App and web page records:
==================================================

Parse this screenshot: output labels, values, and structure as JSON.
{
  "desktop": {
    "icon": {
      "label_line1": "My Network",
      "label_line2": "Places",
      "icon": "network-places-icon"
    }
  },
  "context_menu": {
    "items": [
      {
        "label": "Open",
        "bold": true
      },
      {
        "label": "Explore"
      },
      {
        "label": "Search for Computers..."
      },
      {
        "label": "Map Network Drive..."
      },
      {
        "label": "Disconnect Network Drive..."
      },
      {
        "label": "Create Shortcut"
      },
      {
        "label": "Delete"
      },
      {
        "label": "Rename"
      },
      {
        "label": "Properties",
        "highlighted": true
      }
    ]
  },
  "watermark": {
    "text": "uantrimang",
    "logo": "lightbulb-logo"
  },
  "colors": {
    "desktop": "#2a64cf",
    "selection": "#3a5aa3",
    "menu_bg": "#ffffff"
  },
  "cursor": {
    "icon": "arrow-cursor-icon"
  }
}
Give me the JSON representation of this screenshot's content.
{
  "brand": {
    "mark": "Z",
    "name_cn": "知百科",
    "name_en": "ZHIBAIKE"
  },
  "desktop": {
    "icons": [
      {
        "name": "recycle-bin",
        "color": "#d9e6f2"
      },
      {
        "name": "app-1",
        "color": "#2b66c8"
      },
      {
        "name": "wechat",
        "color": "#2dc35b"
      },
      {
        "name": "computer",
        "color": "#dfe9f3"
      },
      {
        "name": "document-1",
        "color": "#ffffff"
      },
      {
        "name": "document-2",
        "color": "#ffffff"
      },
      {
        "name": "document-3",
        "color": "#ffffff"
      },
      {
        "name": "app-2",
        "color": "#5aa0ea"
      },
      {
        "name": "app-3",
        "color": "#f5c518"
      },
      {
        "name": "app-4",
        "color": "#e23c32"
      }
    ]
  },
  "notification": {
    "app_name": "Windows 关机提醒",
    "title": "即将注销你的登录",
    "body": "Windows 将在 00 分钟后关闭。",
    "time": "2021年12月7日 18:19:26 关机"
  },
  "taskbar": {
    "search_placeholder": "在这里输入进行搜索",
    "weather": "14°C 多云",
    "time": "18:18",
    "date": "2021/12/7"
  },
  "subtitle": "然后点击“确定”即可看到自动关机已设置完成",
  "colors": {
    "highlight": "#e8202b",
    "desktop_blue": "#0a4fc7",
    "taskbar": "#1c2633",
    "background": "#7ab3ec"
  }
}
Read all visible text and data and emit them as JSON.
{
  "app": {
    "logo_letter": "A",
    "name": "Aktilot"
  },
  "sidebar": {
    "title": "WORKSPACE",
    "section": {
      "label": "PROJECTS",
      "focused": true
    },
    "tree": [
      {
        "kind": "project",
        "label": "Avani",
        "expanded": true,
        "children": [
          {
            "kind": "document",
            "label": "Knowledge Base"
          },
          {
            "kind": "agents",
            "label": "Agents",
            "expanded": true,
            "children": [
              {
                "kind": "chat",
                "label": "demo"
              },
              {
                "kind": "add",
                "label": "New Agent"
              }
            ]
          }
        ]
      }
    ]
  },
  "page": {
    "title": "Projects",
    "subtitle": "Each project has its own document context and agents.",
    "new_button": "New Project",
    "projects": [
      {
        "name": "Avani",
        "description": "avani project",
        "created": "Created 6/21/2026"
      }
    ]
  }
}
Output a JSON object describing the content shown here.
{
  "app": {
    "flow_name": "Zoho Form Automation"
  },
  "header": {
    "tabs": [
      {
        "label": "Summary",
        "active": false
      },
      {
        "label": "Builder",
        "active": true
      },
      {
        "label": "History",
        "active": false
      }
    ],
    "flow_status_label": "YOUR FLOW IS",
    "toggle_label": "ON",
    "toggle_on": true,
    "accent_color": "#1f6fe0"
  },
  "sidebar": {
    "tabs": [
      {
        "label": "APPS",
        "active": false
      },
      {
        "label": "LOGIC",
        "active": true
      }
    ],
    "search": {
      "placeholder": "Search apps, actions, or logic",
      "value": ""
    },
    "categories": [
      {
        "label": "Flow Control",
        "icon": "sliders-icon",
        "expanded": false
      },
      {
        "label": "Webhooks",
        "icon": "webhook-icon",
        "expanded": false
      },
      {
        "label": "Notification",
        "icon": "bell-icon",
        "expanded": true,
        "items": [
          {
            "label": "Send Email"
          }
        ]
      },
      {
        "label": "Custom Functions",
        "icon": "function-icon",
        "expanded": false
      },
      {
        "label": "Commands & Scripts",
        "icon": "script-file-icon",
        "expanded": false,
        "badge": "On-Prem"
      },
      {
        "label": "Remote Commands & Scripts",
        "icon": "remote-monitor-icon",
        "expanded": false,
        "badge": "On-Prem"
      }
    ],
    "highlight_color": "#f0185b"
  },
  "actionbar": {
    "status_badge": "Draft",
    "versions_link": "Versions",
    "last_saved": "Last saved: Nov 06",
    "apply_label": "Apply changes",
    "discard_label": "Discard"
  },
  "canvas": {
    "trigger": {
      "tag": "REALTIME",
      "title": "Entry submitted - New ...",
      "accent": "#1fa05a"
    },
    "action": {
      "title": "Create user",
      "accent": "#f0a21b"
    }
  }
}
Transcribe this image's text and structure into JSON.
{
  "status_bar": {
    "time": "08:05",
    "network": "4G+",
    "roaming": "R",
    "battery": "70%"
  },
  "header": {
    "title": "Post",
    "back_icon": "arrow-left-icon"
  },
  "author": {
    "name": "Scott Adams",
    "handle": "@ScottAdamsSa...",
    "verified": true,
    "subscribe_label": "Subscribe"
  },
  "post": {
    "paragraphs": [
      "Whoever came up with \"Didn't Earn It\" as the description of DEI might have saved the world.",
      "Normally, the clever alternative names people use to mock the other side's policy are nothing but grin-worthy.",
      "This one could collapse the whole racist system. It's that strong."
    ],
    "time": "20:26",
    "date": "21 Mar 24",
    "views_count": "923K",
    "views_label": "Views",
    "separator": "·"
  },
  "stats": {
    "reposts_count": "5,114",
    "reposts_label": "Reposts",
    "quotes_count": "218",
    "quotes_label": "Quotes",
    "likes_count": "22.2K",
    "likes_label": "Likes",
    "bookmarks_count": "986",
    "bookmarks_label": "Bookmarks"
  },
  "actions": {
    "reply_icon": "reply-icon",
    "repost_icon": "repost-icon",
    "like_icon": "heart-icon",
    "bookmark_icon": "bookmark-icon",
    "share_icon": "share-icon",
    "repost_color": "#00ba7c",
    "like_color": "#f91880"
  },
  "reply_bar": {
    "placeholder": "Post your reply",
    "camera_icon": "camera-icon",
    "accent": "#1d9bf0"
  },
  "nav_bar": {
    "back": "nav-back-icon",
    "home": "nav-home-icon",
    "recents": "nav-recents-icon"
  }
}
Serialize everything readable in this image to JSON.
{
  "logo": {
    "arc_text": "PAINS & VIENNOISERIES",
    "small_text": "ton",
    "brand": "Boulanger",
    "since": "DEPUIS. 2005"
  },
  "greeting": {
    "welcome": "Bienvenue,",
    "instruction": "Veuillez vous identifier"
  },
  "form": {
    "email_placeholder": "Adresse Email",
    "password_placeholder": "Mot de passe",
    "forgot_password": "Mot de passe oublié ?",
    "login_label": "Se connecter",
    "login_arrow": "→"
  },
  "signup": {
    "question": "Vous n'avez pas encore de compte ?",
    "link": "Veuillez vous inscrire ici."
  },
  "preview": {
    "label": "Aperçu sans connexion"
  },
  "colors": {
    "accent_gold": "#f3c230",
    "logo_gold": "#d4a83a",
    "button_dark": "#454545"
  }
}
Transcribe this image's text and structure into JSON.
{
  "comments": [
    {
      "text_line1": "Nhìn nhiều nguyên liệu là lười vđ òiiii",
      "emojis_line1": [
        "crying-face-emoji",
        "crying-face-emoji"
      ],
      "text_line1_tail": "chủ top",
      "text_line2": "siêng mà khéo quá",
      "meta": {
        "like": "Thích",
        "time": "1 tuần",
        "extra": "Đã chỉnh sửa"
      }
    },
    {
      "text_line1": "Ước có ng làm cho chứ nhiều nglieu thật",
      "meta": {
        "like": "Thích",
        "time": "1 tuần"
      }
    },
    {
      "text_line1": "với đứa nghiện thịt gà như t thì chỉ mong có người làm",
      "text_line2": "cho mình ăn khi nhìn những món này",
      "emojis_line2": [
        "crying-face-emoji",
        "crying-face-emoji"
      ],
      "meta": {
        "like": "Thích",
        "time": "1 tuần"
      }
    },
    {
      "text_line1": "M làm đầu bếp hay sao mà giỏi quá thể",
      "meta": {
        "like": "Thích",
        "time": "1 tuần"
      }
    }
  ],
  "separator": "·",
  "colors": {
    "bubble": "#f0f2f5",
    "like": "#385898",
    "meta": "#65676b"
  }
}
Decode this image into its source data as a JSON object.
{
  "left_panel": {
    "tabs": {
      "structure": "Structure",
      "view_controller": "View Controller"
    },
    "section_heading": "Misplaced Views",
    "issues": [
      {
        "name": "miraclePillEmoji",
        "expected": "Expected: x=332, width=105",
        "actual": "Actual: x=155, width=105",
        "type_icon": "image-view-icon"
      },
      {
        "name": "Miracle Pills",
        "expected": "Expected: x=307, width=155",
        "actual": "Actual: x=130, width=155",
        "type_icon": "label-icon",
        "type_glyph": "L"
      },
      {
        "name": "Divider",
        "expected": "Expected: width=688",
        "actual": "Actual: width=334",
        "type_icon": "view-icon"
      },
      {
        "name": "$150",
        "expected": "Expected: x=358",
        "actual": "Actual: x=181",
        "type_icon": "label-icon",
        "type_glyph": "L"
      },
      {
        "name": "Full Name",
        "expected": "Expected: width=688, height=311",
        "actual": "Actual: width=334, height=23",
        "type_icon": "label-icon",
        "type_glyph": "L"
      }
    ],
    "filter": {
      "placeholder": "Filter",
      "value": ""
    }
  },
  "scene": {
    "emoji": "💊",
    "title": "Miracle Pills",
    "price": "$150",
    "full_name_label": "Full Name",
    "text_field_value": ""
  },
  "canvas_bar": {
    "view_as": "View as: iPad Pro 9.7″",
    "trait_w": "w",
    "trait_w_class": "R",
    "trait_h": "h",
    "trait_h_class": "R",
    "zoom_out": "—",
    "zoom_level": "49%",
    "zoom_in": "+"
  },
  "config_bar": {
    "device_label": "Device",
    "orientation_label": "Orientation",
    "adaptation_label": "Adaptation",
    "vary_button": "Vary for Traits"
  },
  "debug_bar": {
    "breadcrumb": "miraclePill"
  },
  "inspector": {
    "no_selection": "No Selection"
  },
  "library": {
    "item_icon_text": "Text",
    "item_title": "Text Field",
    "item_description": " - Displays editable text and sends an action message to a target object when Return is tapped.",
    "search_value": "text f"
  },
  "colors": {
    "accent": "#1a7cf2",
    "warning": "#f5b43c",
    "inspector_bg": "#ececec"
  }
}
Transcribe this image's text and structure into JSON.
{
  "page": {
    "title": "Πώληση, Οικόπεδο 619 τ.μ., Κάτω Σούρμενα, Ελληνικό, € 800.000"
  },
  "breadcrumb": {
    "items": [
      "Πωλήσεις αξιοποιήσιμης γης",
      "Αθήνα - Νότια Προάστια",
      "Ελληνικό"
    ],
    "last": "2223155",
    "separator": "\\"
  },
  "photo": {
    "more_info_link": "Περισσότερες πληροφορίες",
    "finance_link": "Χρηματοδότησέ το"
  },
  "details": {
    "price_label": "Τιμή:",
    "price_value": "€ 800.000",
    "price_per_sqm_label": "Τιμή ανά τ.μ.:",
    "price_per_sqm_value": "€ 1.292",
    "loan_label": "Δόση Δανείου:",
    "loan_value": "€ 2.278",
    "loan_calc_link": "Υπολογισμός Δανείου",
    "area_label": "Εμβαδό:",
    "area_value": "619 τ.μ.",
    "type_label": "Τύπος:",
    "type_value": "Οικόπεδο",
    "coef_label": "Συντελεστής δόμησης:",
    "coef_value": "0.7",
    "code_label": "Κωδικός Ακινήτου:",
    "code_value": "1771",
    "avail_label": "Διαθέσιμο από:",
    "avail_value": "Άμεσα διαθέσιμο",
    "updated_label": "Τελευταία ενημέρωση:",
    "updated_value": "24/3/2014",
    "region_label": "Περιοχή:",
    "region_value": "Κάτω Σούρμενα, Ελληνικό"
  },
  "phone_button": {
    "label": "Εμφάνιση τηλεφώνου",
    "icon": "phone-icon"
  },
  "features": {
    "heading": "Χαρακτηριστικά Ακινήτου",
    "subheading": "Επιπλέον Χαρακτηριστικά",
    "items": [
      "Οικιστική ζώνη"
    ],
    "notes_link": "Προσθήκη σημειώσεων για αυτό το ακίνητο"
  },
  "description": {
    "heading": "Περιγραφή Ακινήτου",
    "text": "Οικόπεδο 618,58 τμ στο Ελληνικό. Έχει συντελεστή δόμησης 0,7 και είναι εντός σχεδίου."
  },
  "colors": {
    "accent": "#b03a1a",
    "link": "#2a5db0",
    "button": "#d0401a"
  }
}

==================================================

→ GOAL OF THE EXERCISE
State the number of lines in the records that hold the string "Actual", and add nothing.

→ RESULT FOR THIS TASK
5